The producer price index increased by 8 per cent in September due to higher prices in energy goods. Within extraction of crude oil and natural gas, the gas prices in particular, had a big impact on the price increase. The price of natural gas fluctuates somewhat in the short term, but over the last five months prices have been moving upwards. Increased demand for gas in Europe, in combination with low supply can explain some of the price increase. Another explanation could be the green shift with higher CO2 prices to replace coal with gas in the production of electricity. Due to a somewhat volatile market with partly extreme effects in prices from day to day, gas prices in September are subject to more uncertainty than usual.

Prices on electricity reaches new heights

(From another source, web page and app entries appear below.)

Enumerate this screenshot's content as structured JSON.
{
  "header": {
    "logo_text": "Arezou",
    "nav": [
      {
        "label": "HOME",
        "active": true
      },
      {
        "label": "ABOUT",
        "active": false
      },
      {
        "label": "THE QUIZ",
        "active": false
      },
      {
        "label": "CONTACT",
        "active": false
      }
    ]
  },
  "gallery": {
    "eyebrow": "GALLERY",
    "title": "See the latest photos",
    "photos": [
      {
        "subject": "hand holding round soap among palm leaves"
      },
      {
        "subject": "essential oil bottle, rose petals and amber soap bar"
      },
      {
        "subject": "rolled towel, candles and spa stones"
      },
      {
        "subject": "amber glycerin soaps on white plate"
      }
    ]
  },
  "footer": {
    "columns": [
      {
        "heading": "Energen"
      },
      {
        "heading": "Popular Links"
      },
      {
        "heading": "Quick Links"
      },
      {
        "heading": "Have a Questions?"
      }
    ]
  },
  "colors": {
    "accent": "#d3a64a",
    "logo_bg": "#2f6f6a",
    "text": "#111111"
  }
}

Within electricity, gas and steam, prices rose by 17.9 per cent from August to September. Compared to September last year, prices were about 126 per cent higher. Weekly reports from NVE ( show that during week 37 a new record was set in the price of electricity (measured in øre/kwh) in southern Norway. This was caused by dry weather in combination with increased demand. Otherwise, the high electricity prices in September are closely related to high power prices on the continent, due to a sustained increase in gas, coal and the CO2 quota price.

Figure 1. Price index. 2015 = 100

Prices on metals continued upwards

There was a modest rise in manufacturing prices in September. Prices rose within basic metals and fabricated metal products, as well as within chemical and pharmaceutical industries, lumber and wood products and within refined petroleum products. The largest contribution to the total increase within manufacturing prices came from basic metals, with an increase of 1.9 per cent. Various aluminum alloys played an important part in the price development.  

Lumber and wood products continued to rise in September with an increase of 2.1 per cent. There are several reasons for the price increase, including increased construction activity and a deficit in materials.